Content starts

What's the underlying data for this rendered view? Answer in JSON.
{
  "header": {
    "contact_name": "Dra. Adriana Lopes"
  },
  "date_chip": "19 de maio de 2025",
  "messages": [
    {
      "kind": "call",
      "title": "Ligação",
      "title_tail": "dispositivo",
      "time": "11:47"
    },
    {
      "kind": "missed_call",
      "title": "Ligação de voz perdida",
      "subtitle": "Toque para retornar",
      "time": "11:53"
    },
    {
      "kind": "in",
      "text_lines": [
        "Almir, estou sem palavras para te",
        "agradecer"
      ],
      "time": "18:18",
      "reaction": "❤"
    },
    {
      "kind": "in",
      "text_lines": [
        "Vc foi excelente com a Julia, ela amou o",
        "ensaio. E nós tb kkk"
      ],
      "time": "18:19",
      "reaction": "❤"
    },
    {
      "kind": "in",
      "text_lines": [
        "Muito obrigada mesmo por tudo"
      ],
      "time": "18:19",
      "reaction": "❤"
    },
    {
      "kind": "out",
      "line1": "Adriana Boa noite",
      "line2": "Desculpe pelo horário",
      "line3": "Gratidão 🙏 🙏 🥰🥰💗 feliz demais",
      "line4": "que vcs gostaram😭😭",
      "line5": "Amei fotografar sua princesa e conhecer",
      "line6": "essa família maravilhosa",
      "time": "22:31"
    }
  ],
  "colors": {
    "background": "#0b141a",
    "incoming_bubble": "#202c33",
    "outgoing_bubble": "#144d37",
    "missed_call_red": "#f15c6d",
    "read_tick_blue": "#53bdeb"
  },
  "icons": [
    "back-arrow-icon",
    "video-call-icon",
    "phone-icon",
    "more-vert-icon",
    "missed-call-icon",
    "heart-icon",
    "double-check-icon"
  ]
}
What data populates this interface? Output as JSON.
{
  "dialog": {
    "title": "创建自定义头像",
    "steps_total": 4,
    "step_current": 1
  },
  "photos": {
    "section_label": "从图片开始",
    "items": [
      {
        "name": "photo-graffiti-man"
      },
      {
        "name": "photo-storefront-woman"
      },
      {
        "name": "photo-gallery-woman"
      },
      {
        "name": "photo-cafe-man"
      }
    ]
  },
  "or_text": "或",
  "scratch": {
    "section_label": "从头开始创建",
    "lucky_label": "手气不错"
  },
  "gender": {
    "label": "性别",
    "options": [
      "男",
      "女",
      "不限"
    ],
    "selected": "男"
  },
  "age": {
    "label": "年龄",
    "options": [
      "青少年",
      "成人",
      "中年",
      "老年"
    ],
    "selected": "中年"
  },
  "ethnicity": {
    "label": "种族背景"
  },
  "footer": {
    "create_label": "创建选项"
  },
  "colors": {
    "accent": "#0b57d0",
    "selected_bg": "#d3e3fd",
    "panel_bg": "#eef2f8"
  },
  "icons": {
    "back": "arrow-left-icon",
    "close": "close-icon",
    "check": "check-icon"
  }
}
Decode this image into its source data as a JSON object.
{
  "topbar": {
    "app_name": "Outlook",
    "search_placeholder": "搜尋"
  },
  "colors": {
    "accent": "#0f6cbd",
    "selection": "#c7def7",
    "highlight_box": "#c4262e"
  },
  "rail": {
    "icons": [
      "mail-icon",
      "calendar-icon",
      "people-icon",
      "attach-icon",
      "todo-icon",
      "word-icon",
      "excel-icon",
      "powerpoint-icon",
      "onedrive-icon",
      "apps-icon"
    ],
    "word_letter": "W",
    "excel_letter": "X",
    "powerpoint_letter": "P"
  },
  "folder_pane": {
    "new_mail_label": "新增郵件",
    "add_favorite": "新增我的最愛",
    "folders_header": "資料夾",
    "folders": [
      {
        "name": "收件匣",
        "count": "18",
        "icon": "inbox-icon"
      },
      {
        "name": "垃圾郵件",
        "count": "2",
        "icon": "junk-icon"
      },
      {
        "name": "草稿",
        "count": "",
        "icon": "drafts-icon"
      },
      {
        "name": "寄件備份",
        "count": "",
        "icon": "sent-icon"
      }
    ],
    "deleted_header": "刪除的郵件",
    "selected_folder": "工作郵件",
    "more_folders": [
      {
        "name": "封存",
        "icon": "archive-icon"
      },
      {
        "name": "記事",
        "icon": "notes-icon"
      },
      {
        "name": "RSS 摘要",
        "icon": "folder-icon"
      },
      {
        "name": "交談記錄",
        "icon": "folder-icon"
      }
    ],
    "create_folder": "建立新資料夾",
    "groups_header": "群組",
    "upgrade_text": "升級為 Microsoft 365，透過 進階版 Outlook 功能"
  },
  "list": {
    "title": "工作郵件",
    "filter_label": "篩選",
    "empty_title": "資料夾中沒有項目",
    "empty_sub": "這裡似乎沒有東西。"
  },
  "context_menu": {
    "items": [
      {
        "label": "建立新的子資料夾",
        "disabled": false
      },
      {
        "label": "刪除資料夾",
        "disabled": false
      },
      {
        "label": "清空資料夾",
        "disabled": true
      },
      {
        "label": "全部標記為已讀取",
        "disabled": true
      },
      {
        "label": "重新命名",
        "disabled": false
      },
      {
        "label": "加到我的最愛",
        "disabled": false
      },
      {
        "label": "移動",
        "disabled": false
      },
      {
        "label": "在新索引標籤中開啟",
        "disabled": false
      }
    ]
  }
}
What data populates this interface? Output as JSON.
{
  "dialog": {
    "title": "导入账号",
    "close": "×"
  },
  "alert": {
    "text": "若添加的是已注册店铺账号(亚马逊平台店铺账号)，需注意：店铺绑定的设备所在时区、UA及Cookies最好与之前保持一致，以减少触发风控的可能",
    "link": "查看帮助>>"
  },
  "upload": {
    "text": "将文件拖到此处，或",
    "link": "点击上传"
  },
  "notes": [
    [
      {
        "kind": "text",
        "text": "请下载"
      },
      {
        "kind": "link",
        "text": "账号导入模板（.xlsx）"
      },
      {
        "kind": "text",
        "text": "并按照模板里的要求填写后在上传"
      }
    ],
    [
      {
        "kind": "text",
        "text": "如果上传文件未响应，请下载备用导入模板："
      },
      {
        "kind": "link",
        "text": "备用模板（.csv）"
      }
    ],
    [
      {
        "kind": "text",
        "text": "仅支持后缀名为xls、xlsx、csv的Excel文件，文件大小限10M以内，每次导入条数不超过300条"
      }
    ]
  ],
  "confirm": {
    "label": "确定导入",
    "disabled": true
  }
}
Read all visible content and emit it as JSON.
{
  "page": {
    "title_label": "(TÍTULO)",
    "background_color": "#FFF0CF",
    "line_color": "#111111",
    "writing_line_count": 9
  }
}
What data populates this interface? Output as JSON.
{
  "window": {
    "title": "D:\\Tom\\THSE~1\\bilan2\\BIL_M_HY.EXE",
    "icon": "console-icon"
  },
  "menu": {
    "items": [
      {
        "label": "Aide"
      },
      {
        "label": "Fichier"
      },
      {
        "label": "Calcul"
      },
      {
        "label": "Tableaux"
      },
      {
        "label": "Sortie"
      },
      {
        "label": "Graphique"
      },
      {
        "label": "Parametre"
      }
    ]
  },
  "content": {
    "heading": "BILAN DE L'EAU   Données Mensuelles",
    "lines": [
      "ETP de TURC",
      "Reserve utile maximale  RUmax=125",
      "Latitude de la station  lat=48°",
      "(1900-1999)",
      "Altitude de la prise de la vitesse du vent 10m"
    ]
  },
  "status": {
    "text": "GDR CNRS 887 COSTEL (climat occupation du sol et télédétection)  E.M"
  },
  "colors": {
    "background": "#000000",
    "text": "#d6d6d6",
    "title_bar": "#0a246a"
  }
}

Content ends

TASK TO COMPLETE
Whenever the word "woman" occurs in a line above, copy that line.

WRITTEN SOLUTION
        "name": "photo-storefront-woman"
        "name": "photo-gallery-woman"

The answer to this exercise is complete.